## Record set
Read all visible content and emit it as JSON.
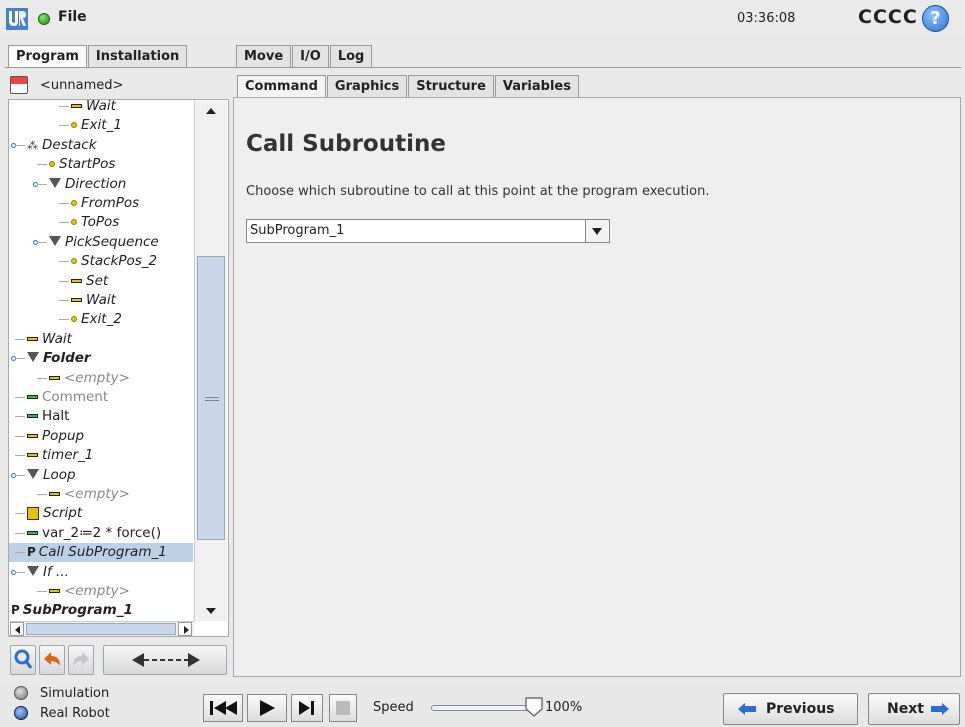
{
  "header": {
    "file_menu": "File",
    "clock": "03:36:08",
    "robot_name": "CCCC",
    "help": "?"
  },
  "main_tabs": [
    "Program",
    "Installation",
    "Move",
    "I/O",
    "Log"
  ],
  "program": {
    "name": "<unnamed>"
  },
  "sub_tabs": [
    "Command",
    "Graphics",
    "Structure",
    "Variables"
  ],
  "tree": [
    {
      "label": "Wait",
      "icon": "dash",
      "indent": 3,
      "style": "italic"
    },
    {
      "label": "Exit_1",
      "icon": "dot",
      "indent": 3,
      "style": "italic"
    },
    {
      "label": "Destack",
      "icon": "stack",
      "indent": 1,
      "style": "italic",
      "expander": true
    },
    {
      "label": "StartPos",
      "icon": "dot",
      "indent": 2,
      "style": "italic"
    },
    {
      "label": "Direction",
      "icon": "tri",
      "indent": 2,
      "style": "italic",
      "expander": true
    },
    {
      "label": "FromPos",
      "icon": "dot",
      "indent": 3,
      "style": "italic"
    },
    {
      "label": "ToPos",
      "icon": "dot",
      "indent": 3,
      "style": "italic"
    },
    {
      "label": "PickSequence",
      "icon": "tri",
      "indent": 2,
      "style": "italic",
      "expander": true
    },
    {
      "label": "StackPos_2",
      "icon": "dot",
      "indent": 3,
      "style": "italic"
    },
    {
      "label": "Set",
      "icon": "dash",
      "indent": 3,
      "style": "italic"
    },
    {
      "label": "Wait",
      "icon": "dash",
      "indent": 3,
      "style": "italic"
    },
    {
      "label": "Exit_2",
      "icon": "dot",
      "indent": 3,
      "style": "italic"
    },
    {
      "label": "Wait",
      "icon": "dash",
      "indent": 1,
      "style": "italic"
    },
    {
      "label": "Folder",
      "icon": "tri",
      "indent": 1,
      "style": "bold",
      "expander": true
    },
    {
      "label": "<empty>",
      "icon": "dash",
      "indent": 2,
      "style": "grey"
    },
    {
      "label": "Comment",
      "icon": "dash-green",
      "indent": 1,
      "style": "grey-normal"
    },
    {
      "label": "Halt",
      "icon": "dash-green",
      "indent": 1,
      "style": "normal"
    },
    {
      "label": "Popup",
      "icon": "dash",
      "indent": 1,
      "style": "italic"
    },
    {
      "label": "timer_1",
      "icon": "dash",
      "indent": 1,
      "style": "italic"
    },
    {
      "label": "Loop",
      "icon": "tri",
      "indent": 1,
      "style": "italic",
      "expander": true
    },
    {
      "label": "<empty>",
      "icon": "dash",
      "indent": 2,
      "style": "grey"
    },
    {
      "label": "Script",
      "icon": "script",
      "indent": 1,
      "style": "italic"
    },
    {
      "label": "var_2≔2 * force()",
      "icon": "dash-green",
      "indent": 1,
      "style": "normal"
    },
    {
      "label": "Call SubProgram_1",
      "icon": "call",
      "indent": 1,
      "style": "italic",
      "selected": true
    },
    {
      "label": "If ...",
      "icon": "tri",
      "indent": 1,
      "style": "italic",
      "expander": true
    },
    {
      "label": "<empty>",
      "icon": "dash",
      "indent": 2,
      "style": "grey"
    },
    {
      "label": "SubProgram_1",
      "icon": "call",
      "indent": 0,
      "style": "bold"
    }
  ],
  "content": {
    "title": "Call Subroutine",
    "description": "Choose which subroutine to call at this point at the program execution.",
    "select_value": "SubProgram_1"
  },
  "bottom": {
    "simulation": "Simulation",
    "real_robot": "Real Robot",
    "speed_label": "Speed",
    "speed_value": "100%",
    "speed_fraction": 1.0,
    "previous": "Previous",
    "next": "Next"
  },
  "colors": {
    "selected_row": "#bcd0e6",
    "status_green": "#1f8a16",
    "help_blue": "#2f6fd0",
    "icon_yellow": "#e4c400",
    "icon_green": "#3bb54a"
  }
}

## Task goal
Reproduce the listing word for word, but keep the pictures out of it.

## Task answer
Read all visible content and emit it as JSON.
{
  "header": {
    "file_menu": "File",
    "clock": "03:36:08",
    "robot_name": "CCCC",
    "help": "?"
  },
  "main_tabs": [
    "Program",
    "Installation",
    "Move",
    "I/O",
    "Log"
  ],
  "program": {
    "name": "<unnamed>"
  },
  "sub_tabs": [
    "Command",
    "Graphics",
    "Structure",
    "Variables"
  ],
  "tree": [
    {
      "label": "Wait",
      "icon": "dash",
      "indent": 3,
      "style": "italic"
    },
    {
      "label": "Exit_1",
      "icon": "dot",
      "indent": 3,
      "style": "italic"
    },
    {
      "label": "Destack",
      "icon": "stack",
      "indent": 1,
      "style": "italic",
      "expander": true
    },
    {
      "label": "StartPos",
      "icon": "dot",
      "indent": 2,
      "style": "italic"
    },
    {
      "label": "Direction",
      "icon": "tri",
      "indent": 2,
      "style": "italic",
      "expander": true
    },
    {
      "label": "FromPos",
      "icon": "dot",
      "indent": 3,
      "style": "italic"
    },
    {
      "label": "ToPos",
      "icon": "dot",
      "indent": 3,
      "style": "italic"
    },
    {
      "label": "PickSequence",
      "icon": "tri",
      "indent": 2,
      "style": "italic",
      "expander": true
    },
    {
      "label": "StackPos_2",
      "icon": "dot",
      "indent": 3,
      "style": "italic"
    },
    {
      "label": "Set",
      "icon": "dash",
      "indent": 3,
      "style": "italic"
    },
    {
      "label": "Wait",
      "icon": "dash",
      "indent": 3,
      "style": "italic"
    },
    {
      "label": "Exit_2",
      "icon": "dot",
      "indent": 3,
      "style": "italic"
    },
    {
      "label": "Wait",
      "icon": "dash",
      "indent": 1,
      "style": "italic"
    },
    {
      "label": "Folder",
      "icon": "tri",
      "indent": 1,
      "style": "bold",
      "expander": true
    },
    {
      "label": "<empty>",
      "icon": "dash",
      "indent": 2,
      "style": "grey"
    },
    {
      "label": "Comment",
      "icon": "dash-green",
      "indent": 1,
      "style": "grey-normal"
    },
    {
      "label": "Halt",
      "icon": "dash-green",
      "indent": 1,
      "style": "normal"
    },
    {
      "label": "Popup",
      "icon": "dash",
      "indent": 1,
      "style": "italic"
    },
    {
      "label": "timer_1",
      "icon": "dash",
      "indent": 1,
      "style": "italic"
    },
    {
      "label": "Loop",
      "icon": "tri",
      "indent": 1,
      "style": "italic",
      "expander": true
    },
    {
      "label": "<empty>",
      "icon": "dash",
      "indent": 2,
      "style": "grey"
    },
    {
      "label": "Script",
      "icon": "script",
      "indent": 1,
      "style": "italic"
    },
    {
      "label": "var_2≔2 * force()",
      "icon": "dash-green",
      "indent": 1,
      "style": "normal"
    },
    {
      "label": "Call SubProgram_1",
      "icon": "call",
      "indent": 1,
      "style": "italic",
      "selected": true
    },
    {
      "label": "If ...",
      "icon": "tri",
      "indent": 1,
      "style": "italic",
      "expander": true
    },
    {
      "label": "<empty>",
      "icon": "dash",
      "indent": 2,
      "style": "grey"
    },
    {
      "label": "SubProgram_1",
      "icon": "call",
      "indent": 0,
      "style": "bold"
    }
  ],
  "content": {
    "title": "Call Subroutine",
    "description": "Choose which subroutine to call at this point at the program execution.",
    "select_value": "SubProgram_1"
  },
  "bottom": {
    "simulation": "Simulation",
    "real_robot": "Real Robot",
    "speed_label": "Speed",
    "speed_value": "100%",
    "speed_fraction": 1.0,
    "previous": "Previous",
    "next": "Next"
  },
  "colors": {
    "selected_row": "#bcd0e6",
    "status_green": "#1f8a16",
    "help_blue": "#2f6fd0",
    "icon_yellow": "#e4c400",
    "icon_green": "#3bb54a"
  }
}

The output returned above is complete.